• TASK INSTRUCTIONS
The required answer is a copy of each line in the entries below that includes "placeholder".

==== EXERCISE DATA

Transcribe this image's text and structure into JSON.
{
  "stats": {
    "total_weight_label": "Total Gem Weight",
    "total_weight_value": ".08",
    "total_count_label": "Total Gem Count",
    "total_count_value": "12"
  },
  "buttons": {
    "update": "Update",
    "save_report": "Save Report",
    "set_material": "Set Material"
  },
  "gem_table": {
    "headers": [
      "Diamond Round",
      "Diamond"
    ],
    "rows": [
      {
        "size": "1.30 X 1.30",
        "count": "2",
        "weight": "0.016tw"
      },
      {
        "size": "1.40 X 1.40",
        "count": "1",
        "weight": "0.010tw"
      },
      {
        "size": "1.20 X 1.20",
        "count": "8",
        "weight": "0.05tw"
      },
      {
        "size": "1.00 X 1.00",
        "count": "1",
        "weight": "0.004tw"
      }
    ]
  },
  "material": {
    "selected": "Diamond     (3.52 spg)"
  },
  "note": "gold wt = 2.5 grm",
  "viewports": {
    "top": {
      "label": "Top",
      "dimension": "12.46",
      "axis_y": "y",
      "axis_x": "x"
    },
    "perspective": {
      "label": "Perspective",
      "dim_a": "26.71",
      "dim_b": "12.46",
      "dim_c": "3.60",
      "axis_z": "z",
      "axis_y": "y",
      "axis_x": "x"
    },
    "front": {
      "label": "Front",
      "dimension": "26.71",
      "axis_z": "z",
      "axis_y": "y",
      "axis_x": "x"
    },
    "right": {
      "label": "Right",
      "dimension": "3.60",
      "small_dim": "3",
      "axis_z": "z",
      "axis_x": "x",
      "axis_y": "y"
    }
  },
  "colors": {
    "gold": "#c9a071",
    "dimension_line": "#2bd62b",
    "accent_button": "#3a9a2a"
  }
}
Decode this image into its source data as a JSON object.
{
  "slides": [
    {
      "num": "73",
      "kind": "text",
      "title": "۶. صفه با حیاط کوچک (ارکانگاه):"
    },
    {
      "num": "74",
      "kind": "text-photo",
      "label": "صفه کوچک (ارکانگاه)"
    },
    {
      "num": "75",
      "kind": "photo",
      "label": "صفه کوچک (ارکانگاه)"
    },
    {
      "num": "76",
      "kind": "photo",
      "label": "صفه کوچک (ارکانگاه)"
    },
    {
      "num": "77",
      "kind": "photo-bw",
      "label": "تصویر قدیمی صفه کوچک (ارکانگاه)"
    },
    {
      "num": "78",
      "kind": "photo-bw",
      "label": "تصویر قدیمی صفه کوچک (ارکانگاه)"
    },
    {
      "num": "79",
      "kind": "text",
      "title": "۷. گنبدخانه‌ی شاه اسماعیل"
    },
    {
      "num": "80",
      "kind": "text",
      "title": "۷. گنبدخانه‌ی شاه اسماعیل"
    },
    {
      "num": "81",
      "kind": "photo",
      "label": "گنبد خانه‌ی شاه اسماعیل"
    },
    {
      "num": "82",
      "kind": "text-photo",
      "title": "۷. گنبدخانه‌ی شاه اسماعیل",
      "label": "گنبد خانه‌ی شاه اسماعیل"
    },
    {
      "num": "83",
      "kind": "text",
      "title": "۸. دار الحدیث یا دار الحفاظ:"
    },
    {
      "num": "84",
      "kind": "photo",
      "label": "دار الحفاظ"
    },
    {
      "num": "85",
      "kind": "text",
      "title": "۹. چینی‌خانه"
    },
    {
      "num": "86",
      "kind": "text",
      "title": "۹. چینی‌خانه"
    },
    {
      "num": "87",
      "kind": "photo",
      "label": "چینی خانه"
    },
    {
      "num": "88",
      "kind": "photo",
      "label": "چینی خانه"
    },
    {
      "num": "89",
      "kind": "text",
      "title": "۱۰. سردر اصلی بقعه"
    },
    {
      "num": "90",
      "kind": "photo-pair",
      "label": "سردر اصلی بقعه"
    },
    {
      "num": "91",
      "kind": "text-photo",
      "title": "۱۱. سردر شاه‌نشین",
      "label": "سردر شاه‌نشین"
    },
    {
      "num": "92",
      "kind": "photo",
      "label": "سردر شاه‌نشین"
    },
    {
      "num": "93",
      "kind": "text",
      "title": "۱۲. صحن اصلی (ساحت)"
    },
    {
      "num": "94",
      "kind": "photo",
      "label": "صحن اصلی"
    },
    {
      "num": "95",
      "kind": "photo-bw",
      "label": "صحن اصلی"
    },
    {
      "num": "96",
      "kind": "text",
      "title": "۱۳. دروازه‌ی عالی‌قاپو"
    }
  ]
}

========
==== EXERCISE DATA

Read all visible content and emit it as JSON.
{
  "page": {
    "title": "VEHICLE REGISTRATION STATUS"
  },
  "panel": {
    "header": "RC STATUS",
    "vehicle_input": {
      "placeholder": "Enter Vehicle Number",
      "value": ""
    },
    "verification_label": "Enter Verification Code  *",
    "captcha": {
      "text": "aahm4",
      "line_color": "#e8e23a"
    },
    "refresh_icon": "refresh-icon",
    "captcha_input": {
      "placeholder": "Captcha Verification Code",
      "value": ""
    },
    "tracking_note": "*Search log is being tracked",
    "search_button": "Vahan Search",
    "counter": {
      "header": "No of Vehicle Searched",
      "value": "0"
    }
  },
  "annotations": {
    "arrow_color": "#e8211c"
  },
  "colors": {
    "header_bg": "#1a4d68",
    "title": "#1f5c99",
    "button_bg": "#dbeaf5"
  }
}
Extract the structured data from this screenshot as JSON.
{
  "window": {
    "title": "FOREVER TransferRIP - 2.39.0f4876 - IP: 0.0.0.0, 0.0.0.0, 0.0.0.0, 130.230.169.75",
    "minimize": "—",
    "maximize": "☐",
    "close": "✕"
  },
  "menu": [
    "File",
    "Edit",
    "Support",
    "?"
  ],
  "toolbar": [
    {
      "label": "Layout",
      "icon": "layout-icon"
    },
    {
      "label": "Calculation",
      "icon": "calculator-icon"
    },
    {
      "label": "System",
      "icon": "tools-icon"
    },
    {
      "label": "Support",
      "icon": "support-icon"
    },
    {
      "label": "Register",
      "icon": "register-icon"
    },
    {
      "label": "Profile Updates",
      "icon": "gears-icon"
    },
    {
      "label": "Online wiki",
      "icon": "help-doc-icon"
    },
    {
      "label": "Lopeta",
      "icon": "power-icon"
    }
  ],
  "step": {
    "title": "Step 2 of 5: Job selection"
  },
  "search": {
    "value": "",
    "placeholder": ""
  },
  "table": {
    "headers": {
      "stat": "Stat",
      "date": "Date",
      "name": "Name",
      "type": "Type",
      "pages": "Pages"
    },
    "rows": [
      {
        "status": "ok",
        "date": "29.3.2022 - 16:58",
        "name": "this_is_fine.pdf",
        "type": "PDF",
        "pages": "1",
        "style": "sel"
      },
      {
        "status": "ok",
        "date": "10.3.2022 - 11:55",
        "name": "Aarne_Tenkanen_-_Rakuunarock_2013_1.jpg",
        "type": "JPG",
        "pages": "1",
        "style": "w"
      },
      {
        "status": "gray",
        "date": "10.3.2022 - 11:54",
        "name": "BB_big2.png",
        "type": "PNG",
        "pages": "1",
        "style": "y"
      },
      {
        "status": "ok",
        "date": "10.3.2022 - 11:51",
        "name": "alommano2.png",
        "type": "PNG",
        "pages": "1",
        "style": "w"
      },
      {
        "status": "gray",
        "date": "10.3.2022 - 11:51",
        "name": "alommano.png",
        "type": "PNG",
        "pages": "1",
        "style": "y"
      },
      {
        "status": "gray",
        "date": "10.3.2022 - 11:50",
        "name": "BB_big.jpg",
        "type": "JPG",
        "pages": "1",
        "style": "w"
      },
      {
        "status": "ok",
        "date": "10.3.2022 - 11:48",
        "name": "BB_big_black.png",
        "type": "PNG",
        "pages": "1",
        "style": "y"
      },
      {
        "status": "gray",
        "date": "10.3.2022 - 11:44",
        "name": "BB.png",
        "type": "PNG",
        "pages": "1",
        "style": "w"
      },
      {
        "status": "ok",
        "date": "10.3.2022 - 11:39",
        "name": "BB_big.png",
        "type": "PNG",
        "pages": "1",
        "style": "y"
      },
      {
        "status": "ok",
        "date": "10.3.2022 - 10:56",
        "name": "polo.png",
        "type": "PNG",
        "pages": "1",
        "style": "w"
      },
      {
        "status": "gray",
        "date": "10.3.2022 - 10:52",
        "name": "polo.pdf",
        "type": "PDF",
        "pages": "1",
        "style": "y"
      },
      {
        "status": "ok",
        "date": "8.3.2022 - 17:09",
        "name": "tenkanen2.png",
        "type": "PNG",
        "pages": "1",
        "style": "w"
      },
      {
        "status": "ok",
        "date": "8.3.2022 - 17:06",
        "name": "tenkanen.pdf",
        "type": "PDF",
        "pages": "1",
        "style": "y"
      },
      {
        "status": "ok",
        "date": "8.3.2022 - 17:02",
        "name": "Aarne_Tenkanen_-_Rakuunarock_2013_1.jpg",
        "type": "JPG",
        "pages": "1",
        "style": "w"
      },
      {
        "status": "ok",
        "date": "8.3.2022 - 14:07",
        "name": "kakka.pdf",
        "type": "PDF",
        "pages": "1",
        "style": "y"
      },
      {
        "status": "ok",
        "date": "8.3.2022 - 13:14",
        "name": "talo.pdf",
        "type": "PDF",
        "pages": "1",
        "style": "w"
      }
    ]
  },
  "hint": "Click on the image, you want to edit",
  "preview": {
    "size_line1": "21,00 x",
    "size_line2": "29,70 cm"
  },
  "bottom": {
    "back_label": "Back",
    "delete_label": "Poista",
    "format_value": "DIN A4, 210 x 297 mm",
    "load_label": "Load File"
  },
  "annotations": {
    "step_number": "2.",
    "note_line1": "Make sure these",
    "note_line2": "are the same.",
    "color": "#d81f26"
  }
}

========

• RESPONSE AREA
      "placeholder": "Enter Vehicle Number",
      "placeholder": "Captcha Verification Code",
    "placeholder": ""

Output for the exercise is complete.